Ke$ha shows maturity, depth in new album
December 4, 2012
International dance-pop artist Ke$ha is like a burnout little sister who borrows money from your parents for textbooks and spends it on cigarettes and beer. She does, however, occasionally get her act together, wash her hair, show up for dinner on time and make you forget about all of the times she passed out on the front lawn or had to be picked up from the police station. “Warrior,” the star’s latest album, is the musical manifestation of just that.
The deluxe version of the record contains no fewer than 16 songs, most of which promote the reckless lifestyle of Ke$ha’s grunge-esque image. The artist has always had a penchant for crafting choruses, and “Warrior” continues this tradition with strong efforts like “Die Young” and “Dirty Love,” on the latter of which she outshines Iggy Pop with her bluesy rock ‘n’ roll wails. An interesting new addition to her repertoire is the inclusion of instrumental breakdowns reminiscent of Daft Punk and Justice. It is a technique that works on some songs, like the album’s eponymous track, but that falters on others, such as “Supernatural.”

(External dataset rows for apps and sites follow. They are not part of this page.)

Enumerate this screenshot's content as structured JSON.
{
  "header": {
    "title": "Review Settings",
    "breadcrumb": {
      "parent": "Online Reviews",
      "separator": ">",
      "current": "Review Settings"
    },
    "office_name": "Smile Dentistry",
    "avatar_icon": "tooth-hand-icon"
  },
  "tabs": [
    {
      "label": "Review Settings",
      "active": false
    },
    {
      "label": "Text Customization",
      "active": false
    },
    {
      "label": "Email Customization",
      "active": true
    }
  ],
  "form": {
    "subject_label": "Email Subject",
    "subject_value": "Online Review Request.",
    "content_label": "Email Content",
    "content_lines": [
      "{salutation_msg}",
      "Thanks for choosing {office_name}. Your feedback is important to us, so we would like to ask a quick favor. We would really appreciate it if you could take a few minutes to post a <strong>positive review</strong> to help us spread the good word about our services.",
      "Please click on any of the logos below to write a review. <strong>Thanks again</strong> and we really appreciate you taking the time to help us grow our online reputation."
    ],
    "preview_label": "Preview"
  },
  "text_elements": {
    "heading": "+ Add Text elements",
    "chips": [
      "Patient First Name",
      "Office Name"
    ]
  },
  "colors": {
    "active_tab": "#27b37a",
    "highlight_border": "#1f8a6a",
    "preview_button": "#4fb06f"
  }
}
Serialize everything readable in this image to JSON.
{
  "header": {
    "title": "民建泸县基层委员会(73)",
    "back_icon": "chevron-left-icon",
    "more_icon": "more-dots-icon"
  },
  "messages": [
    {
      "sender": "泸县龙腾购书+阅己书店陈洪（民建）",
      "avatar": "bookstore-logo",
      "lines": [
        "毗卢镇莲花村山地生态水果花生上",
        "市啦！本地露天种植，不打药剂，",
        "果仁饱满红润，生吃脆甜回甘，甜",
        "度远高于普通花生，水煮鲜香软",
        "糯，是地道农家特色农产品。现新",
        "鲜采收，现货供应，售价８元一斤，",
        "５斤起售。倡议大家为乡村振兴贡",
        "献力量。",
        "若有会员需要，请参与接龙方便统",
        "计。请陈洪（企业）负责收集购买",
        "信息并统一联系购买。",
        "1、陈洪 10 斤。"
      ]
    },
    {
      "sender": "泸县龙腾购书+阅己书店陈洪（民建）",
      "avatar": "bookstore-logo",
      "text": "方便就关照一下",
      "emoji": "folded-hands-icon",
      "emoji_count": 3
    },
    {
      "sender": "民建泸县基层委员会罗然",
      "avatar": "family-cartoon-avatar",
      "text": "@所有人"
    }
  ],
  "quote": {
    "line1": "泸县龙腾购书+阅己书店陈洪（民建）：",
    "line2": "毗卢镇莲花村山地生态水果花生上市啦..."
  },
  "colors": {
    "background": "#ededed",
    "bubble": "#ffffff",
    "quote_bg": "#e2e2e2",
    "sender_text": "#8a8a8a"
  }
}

Some things remain the same, like her trademark talky rapping style and heavy deployment of autotune. However, several songs feature a more stripped-down, vulnerable Ke$ha, one who has removed her eye makeup and nose ring for the sake of melancholic ballads such as “Wonderland” and “Past Lives.” She steps away from her characteristic growling on “Love Into the Light,” which showcases a pleasantly introspective version of the grungy girl we love to hate. Lyrics like “I’m not a model, I’m not a saint/ I’m sorry but I am just not sorry ’cause I swear and ’cause I drink” make it a bit more rebellious and interesting than Ke$ha’s many other party songs.
The aesthetic differences between the album’s better songs, “Love Into The Light” and “Dirty Love,” indicate Ke$ha’s versatility as a singer and songwriter, as well as her ability to include numerous genres within her grunge-pop style. While “Warrior” lacks the distinctive punch of previous albums “Animal” and “Cannibal,” the record packs enough heat to keep fans satisfied until the next round.
A version of this article appeared in the Tuesday, Dec. 4 print edition. Alexandria Ethridge is a staff writer. Email her at firstname.lastname@example.org.